• Requirement
Your response should be every line from the entries that includes the string "price".

(Data about app and page elements)

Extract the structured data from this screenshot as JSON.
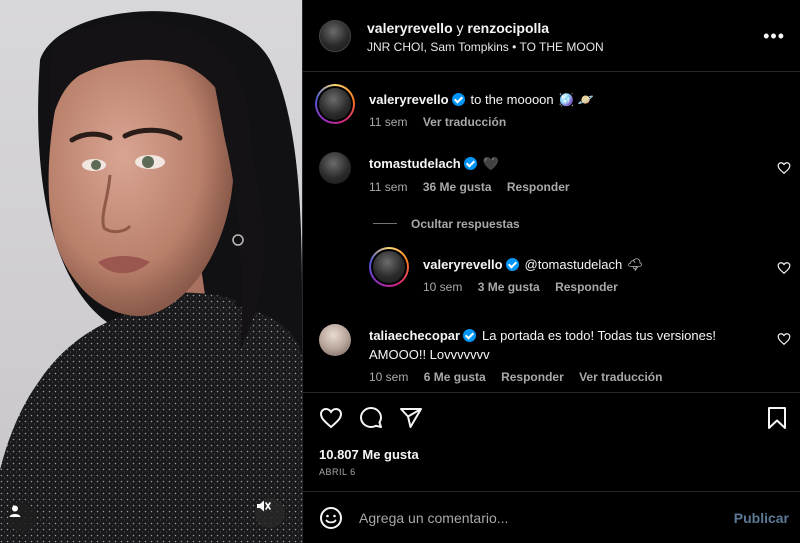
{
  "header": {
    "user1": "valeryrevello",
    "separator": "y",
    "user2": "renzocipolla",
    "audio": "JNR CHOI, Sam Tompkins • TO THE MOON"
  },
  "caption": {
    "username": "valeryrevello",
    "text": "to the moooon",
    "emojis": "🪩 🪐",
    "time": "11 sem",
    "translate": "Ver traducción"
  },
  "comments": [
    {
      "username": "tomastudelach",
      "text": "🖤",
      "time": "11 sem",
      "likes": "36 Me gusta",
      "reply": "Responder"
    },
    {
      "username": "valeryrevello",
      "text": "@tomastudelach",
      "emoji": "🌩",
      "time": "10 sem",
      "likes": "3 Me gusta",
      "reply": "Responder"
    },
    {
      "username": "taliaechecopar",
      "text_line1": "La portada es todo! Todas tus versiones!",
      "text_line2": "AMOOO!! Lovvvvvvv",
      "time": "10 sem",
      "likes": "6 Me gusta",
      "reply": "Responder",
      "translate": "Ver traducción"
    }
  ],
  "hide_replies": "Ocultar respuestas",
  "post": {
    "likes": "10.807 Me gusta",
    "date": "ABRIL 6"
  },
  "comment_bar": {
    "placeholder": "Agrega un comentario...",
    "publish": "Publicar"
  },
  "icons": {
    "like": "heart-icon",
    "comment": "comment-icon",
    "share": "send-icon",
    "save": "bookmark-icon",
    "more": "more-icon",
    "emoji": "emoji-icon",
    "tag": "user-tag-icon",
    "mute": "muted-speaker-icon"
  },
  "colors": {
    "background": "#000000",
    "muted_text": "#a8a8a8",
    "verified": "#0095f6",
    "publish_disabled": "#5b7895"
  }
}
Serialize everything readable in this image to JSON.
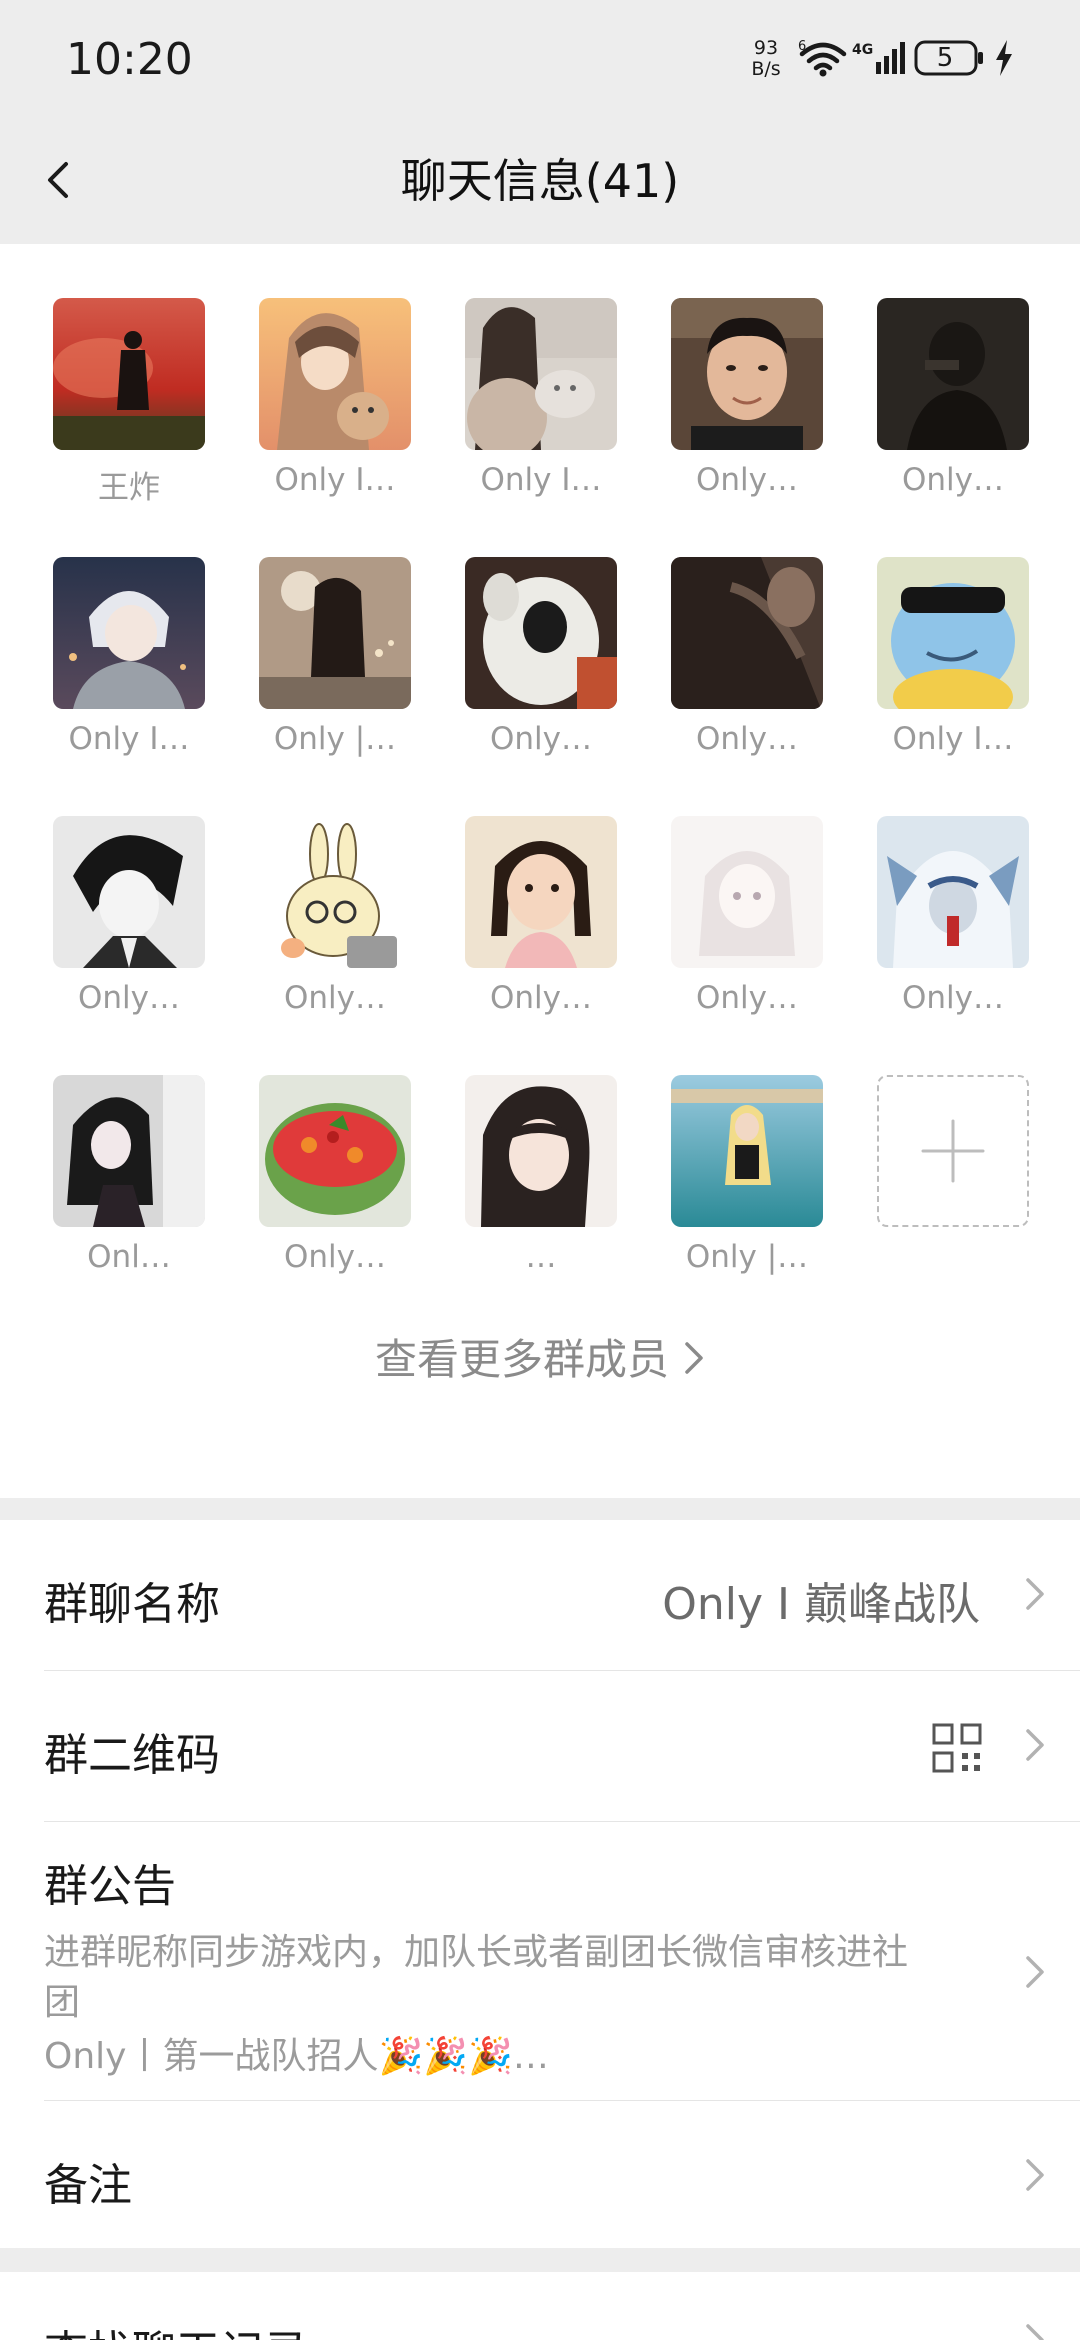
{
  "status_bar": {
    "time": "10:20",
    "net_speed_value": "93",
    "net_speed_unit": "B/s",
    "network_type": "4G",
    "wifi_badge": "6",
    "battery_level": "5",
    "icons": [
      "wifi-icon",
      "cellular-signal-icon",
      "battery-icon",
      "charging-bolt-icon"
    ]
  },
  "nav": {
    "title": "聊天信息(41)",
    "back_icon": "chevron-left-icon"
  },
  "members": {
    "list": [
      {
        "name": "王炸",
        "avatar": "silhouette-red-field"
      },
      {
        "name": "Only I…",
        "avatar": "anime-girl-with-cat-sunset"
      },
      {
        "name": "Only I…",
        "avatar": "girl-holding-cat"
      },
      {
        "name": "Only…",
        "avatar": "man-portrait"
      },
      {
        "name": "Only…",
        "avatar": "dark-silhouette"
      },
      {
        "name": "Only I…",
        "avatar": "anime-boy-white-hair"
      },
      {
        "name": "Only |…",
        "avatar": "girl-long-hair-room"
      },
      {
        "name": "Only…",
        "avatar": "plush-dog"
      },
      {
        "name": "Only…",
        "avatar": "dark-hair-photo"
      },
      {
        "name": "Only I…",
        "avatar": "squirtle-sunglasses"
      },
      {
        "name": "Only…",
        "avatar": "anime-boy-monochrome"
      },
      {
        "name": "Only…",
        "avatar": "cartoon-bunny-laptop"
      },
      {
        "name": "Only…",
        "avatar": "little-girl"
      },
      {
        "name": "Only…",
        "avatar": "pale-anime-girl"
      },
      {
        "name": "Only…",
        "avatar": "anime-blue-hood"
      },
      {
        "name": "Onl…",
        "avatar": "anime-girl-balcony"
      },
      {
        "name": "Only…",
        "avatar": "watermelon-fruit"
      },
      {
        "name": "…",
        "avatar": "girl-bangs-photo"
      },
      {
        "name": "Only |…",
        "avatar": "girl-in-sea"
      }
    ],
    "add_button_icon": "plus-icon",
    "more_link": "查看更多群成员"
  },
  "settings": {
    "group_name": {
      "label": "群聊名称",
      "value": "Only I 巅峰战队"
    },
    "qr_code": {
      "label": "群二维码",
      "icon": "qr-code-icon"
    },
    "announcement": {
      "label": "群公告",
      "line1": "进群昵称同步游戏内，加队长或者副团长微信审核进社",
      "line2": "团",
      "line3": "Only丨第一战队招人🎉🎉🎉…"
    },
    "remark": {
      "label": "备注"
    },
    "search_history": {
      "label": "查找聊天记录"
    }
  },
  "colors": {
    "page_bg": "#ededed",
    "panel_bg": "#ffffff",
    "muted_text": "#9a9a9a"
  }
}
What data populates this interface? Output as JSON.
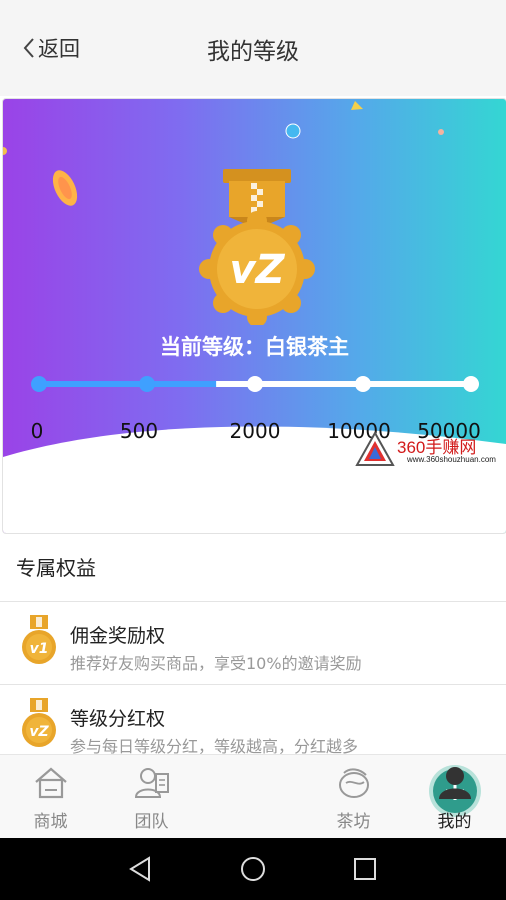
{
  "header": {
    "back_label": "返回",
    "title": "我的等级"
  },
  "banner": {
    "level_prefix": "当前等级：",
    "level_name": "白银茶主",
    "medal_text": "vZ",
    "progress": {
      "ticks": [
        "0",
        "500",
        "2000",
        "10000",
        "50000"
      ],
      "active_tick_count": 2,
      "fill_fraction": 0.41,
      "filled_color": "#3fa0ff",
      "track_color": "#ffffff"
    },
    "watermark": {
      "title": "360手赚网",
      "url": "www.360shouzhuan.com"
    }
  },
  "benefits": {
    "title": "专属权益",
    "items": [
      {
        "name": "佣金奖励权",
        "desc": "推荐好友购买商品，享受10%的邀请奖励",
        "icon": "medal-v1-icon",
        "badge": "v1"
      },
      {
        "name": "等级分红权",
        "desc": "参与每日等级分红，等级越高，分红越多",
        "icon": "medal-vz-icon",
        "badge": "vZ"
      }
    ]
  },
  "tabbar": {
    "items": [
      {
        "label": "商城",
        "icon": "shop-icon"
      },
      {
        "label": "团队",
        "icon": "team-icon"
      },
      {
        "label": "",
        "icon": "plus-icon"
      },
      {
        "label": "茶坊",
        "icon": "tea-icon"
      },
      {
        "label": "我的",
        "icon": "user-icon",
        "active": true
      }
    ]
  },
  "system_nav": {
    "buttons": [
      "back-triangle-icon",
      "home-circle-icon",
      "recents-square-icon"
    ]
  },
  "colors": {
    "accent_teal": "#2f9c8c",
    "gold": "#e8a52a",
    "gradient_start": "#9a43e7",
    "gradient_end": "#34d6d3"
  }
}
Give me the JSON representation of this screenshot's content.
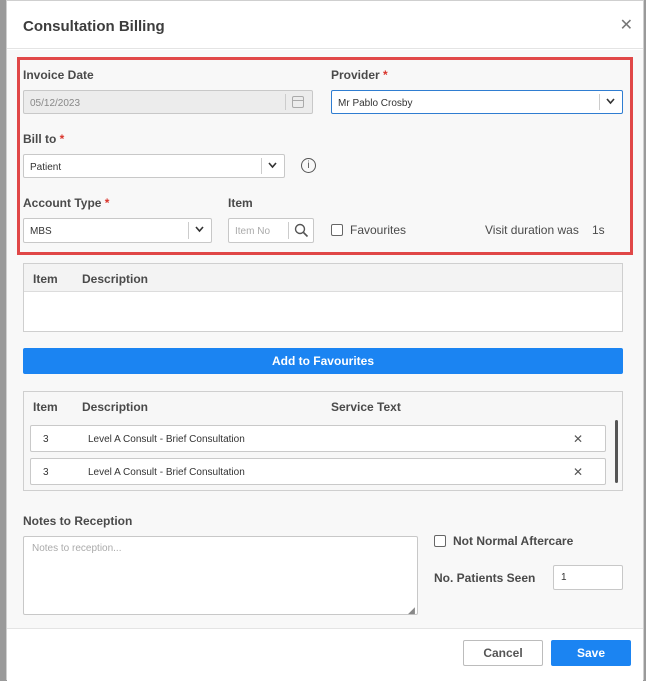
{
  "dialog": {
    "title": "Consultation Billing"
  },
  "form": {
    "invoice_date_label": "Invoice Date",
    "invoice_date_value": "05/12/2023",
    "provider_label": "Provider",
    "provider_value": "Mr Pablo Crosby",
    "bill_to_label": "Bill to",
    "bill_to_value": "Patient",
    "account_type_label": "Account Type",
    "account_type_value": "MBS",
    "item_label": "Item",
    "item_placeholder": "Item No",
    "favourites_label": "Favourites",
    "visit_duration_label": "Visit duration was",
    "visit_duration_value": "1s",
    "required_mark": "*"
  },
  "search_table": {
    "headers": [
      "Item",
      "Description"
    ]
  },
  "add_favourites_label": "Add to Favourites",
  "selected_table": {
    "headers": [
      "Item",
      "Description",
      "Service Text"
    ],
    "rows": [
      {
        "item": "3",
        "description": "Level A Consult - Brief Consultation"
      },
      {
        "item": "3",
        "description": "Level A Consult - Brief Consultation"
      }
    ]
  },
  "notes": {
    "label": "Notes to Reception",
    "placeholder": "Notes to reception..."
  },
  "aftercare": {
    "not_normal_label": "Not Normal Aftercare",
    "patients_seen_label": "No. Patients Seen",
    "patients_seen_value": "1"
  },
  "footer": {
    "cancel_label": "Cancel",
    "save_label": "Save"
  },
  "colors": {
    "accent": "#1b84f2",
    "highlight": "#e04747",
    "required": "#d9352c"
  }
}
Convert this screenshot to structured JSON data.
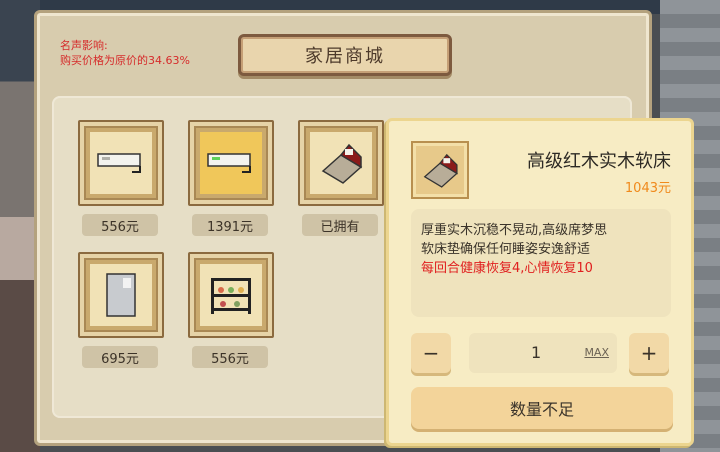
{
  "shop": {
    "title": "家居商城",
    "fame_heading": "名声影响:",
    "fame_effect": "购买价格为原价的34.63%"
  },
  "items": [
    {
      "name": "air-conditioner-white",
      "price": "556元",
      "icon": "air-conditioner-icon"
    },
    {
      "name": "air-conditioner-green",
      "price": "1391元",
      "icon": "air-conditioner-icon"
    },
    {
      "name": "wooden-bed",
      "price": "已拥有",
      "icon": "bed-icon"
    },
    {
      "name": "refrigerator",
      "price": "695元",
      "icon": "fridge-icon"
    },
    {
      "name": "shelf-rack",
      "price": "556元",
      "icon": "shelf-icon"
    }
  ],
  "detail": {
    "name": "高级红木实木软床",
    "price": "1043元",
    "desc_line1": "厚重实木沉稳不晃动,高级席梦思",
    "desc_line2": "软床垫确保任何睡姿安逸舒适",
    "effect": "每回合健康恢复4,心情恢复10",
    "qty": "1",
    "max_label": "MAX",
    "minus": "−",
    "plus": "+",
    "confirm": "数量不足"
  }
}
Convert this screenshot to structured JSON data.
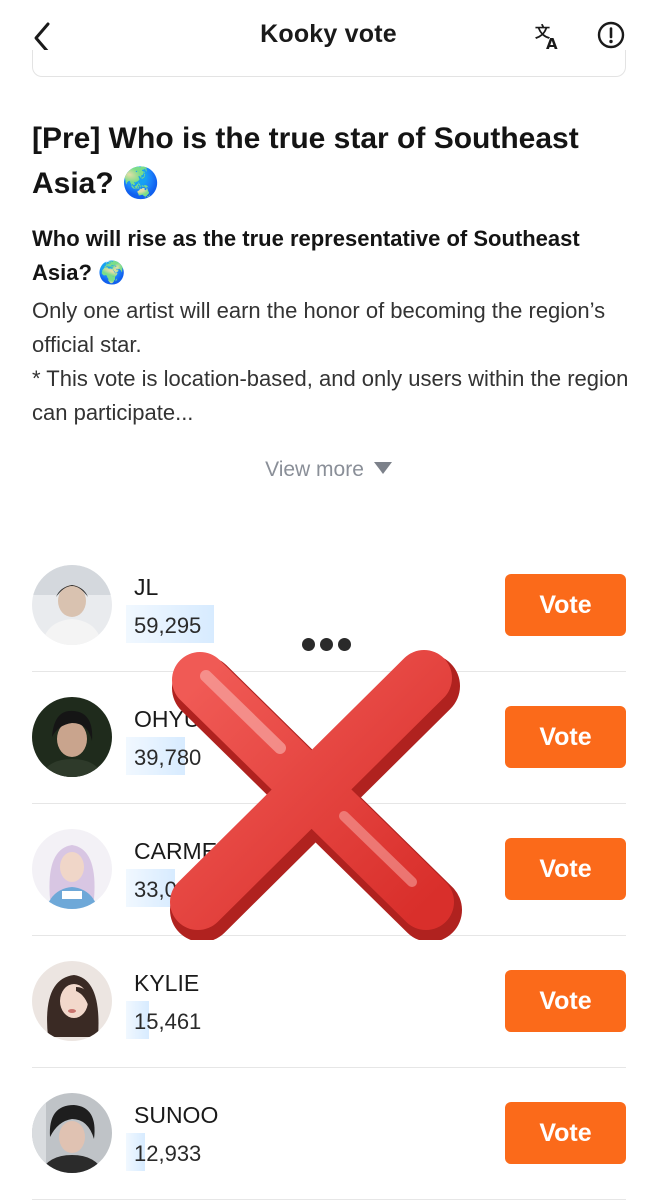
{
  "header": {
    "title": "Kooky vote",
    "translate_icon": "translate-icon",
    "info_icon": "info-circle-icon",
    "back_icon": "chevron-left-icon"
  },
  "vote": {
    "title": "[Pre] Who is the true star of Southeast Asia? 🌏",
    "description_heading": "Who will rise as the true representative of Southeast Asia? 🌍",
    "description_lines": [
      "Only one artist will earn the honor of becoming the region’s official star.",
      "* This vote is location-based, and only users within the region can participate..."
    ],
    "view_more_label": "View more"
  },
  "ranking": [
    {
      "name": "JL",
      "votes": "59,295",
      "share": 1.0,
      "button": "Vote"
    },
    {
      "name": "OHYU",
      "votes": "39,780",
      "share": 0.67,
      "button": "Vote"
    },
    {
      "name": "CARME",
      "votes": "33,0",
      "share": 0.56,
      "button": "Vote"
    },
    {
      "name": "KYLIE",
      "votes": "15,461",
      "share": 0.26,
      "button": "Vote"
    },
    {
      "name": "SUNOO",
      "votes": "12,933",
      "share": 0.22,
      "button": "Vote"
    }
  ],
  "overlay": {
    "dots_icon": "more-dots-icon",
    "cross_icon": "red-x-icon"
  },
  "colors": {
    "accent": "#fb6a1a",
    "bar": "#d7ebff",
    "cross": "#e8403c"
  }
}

• Exercise result
      "price": "556元",
      "price": "1391元",
      "price": "已拥有",
      "price": "695元",
      "price": "556元",
    "price": "1043元",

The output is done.